====== The data ======

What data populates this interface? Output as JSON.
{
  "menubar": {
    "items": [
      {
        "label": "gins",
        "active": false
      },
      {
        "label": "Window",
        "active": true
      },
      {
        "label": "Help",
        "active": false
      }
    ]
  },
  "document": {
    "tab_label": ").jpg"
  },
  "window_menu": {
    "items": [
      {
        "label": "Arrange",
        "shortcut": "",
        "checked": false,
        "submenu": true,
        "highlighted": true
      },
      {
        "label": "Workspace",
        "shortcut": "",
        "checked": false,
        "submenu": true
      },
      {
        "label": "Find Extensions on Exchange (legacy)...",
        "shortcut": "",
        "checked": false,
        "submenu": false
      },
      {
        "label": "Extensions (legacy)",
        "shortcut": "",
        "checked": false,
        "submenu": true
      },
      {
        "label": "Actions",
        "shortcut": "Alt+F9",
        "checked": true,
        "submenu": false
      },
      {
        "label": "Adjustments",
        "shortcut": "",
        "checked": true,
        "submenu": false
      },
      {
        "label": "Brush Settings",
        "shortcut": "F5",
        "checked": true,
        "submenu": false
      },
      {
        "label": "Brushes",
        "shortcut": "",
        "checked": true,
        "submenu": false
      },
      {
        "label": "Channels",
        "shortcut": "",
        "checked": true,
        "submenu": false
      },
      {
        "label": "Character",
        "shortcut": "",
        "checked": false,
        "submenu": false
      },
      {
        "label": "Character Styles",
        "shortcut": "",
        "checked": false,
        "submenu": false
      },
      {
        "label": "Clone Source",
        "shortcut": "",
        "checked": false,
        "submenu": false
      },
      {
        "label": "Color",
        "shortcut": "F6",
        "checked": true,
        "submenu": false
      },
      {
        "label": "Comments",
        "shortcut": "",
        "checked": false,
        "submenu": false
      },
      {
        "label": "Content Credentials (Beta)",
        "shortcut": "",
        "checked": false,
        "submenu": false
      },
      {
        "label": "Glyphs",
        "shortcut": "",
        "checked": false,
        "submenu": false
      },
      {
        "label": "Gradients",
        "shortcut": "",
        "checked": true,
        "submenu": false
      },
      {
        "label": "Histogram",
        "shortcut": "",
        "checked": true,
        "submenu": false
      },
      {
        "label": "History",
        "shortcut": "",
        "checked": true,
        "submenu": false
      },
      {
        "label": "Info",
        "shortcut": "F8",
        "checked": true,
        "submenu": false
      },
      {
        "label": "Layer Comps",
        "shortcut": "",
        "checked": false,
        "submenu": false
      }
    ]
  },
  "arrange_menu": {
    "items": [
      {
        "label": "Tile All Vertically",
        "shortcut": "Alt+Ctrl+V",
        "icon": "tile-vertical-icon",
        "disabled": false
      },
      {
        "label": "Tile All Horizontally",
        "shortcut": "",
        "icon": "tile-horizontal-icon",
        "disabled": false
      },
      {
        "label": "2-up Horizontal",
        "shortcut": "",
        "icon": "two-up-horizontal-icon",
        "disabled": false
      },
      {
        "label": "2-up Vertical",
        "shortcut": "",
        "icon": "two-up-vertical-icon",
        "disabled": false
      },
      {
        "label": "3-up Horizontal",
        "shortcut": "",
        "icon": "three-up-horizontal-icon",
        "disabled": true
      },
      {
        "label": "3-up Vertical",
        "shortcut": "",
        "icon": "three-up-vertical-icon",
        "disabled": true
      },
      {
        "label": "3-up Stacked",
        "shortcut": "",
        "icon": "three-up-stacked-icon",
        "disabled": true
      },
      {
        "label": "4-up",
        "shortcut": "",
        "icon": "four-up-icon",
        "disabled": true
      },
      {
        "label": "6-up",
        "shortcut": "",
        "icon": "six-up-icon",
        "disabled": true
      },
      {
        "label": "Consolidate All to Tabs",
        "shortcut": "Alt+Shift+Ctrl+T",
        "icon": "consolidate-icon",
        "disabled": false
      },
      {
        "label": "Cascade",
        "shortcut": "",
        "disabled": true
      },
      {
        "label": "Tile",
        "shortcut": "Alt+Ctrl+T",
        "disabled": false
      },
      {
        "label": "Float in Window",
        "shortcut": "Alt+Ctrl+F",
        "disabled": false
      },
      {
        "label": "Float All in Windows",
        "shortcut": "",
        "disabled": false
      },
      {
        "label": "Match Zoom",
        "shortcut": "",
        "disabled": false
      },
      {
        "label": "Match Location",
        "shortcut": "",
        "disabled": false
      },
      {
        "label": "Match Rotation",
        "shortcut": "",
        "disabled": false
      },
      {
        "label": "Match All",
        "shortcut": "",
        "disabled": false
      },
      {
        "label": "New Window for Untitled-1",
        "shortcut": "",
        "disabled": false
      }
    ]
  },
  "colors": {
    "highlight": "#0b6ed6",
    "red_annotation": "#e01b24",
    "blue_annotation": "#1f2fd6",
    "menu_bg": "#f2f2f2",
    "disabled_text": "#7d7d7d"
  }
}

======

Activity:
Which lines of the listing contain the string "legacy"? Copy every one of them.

Output below:
        "label": "Find Extensions on Exchange (legacy)...",
        "label": "Extensions (legacy)",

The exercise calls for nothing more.